“Over the past three years alone, our players have sustained at least 18 documented cases of concussion during league contests,” Seals said. “That’s over one concussion per game for the 15 league contests over that time period. Part of this can be explained by the high number of underclassmen used to fill a varsity roster in each of the past three seasons. Our young players simply have not been physically mature enough to handle the physical pounding incurred in the NSL.”
Parents of players have communicated to school officials that they will not allow their children to continue playing Badger football if YHS remains in the NSL, Seals said.
“Others have told us that they will transfer their children to other schools ... to prevent having their children compete on such high levels with the increased risk of injury, especially head brain trauma,” Seals said. “Junior high school parents have informed us that they are strongly considering enrollment at Minarets so that their child can participate in interscholastic high school football at much lower competitive levels and subsequent reduced risk of catastrophic injury.”
YHS Athletic Director Rusty Oetinger gave a speech prior to this year’s first home football game to students, parents, and coaches, telling each group they had a job to do.
“I told the students to be positive, cheer loud, and support your team,” Oetinger said. “I told the parents to support the coaches and players in a positive manner, and I told coaches to coach the best they can and create a competitive learning experience for every player. This past season everyone did their job.

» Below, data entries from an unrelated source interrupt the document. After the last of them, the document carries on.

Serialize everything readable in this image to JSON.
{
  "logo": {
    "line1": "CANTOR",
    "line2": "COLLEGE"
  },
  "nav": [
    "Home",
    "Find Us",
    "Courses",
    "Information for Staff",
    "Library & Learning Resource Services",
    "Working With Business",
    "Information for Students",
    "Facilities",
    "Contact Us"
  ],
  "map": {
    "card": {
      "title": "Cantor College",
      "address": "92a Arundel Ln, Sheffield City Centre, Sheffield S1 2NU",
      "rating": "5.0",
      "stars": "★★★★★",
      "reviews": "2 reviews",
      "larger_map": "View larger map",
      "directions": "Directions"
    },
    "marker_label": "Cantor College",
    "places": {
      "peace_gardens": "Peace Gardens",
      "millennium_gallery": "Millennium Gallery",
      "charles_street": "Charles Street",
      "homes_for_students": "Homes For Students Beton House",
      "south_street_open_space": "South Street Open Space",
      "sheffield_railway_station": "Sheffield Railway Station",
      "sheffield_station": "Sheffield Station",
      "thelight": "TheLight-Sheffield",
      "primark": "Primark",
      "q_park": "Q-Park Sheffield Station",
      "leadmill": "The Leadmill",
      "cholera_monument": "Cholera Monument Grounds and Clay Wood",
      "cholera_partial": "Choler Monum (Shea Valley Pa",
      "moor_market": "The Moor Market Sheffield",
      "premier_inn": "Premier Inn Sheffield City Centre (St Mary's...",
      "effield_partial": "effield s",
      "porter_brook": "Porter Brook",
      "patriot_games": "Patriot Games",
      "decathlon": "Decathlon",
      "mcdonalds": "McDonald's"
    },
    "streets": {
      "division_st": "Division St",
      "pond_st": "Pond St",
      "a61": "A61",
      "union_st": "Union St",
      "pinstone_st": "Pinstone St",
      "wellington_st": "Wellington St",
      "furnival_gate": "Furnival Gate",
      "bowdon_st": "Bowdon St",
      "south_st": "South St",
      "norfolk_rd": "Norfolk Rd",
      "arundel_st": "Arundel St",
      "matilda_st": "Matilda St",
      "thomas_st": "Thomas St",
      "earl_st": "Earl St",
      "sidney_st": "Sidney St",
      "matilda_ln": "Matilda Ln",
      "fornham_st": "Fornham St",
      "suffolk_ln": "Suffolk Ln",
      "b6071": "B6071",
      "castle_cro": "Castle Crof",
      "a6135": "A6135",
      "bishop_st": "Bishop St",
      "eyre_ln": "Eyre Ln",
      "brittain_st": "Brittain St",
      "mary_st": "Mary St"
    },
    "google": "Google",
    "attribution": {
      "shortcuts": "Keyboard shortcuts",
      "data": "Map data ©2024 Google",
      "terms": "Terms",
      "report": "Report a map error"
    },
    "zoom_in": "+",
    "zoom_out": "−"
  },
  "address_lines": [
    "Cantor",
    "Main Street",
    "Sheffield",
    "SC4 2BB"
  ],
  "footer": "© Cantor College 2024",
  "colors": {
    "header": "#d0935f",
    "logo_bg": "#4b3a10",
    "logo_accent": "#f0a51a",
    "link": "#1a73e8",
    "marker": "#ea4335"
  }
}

Even with a 0-9 season, everyone doing their job created a winning atmosphere, and that attitude has carried over to our winter sports.”